▶ [WORK REQUEST]:
Track down every line below that holds "ugslmd" and copy it.

[Opening EXERCISE INPUTS section]

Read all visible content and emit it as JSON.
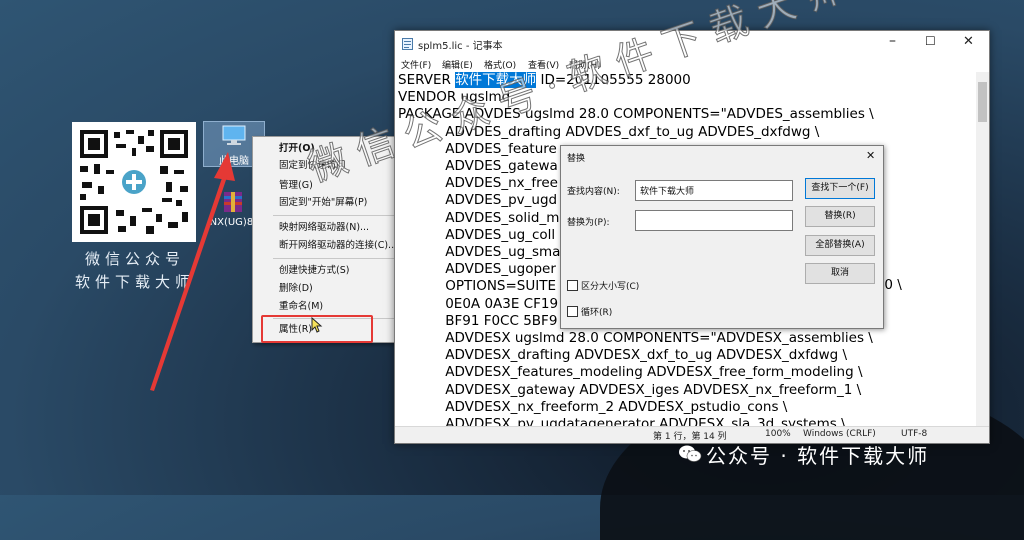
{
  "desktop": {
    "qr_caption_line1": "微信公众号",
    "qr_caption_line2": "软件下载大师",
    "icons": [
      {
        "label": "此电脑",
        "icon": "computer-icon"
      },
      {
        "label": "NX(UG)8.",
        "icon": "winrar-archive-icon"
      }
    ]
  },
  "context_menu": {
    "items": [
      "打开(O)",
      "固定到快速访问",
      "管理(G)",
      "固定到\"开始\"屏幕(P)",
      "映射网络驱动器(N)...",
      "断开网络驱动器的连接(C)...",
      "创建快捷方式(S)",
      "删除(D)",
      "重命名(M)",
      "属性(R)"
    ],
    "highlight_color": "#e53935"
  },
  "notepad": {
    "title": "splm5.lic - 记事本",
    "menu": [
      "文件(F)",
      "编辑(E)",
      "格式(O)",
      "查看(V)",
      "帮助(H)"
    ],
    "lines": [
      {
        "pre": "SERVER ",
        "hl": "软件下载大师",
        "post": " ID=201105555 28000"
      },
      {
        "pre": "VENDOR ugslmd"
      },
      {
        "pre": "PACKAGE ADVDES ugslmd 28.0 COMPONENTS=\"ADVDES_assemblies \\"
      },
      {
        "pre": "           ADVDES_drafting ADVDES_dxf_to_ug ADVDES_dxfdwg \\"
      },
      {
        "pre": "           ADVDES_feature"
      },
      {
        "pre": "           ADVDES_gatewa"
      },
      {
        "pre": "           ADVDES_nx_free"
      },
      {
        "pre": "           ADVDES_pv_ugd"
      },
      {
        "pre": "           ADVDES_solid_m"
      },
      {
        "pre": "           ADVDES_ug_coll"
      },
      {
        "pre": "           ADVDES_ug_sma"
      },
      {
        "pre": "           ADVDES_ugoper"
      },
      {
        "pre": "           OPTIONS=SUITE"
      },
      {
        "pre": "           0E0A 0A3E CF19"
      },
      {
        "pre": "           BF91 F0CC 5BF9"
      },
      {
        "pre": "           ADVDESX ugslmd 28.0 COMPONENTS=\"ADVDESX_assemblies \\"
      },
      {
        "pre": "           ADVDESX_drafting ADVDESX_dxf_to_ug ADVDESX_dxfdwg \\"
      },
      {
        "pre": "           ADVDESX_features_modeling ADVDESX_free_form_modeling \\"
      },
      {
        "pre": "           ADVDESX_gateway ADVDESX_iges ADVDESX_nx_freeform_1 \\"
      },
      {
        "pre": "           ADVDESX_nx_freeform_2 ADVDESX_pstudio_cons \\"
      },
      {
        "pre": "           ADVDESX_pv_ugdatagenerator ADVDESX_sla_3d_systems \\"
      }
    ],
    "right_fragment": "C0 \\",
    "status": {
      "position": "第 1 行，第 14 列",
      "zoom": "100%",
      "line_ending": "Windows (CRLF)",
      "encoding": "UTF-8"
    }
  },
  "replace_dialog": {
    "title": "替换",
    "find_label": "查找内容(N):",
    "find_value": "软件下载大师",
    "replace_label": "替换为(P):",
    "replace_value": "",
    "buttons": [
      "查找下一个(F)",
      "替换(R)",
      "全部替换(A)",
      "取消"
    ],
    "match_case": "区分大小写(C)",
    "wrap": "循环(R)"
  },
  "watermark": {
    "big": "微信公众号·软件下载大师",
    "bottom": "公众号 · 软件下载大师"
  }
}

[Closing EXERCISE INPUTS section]
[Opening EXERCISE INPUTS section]

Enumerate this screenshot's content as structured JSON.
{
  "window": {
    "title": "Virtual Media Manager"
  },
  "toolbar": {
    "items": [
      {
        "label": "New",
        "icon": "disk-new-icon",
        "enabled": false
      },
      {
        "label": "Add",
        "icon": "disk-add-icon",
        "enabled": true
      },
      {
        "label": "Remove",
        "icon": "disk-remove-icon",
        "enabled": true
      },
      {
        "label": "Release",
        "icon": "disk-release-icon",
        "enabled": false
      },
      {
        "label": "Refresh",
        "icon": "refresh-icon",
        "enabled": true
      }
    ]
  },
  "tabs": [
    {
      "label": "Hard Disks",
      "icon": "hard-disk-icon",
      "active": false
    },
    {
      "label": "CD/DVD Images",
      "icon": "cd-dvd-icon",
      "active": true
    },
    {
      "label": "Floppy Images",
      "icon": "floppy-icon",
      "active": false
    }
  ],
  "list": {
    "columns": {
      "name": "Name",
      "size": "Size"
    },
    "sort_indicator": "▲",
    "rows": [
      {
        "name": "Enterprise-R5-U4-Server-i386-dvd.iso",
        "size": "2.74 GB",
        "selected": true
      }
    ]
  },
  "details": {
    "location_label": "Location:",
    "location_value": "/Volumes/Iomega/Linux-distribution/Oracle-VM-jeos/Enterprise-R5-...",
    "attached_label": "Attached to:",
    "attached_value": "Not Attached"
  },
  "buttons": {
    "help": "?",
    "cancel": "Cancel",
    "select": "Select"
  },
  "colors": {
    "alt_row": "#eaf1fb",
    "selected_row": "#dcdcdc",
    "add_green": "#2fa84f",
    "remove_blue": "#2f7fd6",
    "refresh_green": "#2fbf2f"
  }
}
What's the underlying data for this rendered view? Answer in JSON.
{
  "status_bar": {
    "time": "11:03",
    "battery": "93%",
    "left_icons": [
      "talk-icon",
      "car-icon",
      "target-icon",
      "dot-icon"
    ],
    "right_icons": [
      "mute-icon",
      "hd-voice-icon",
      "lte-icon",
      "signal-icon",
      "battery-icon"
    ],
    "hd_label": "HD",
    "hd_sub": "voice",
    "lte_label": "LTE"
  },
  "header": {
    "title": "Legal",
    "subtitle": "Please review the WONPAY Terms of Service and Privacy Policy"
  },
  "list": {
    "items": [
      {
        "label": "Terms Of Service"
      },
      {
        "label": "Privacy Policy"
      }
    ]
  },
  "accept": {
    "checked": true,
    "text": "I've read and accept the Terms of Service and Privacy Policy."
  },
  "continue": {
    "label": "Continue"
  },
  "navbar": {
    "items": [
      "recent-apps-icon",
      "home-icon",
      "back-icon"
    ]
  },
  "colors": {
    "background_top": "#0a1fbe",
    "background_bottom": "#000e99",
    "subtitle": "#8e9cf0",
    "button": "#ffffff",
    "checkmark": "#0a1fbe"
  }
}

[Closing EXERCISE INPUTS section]

▶ [ANSWER TO THIS PROBLEM]:
        "pre": "VENDOR ugslmd"
        "pre": "PACKAGE ADVDES ugslmd 28.0 COMPONENTS=\"ADVDES_assemblies \\"
        "pre": "           ADVDESX ugslmd 28.0 COMPONENTS=\"ADVDESX_assemblies \\"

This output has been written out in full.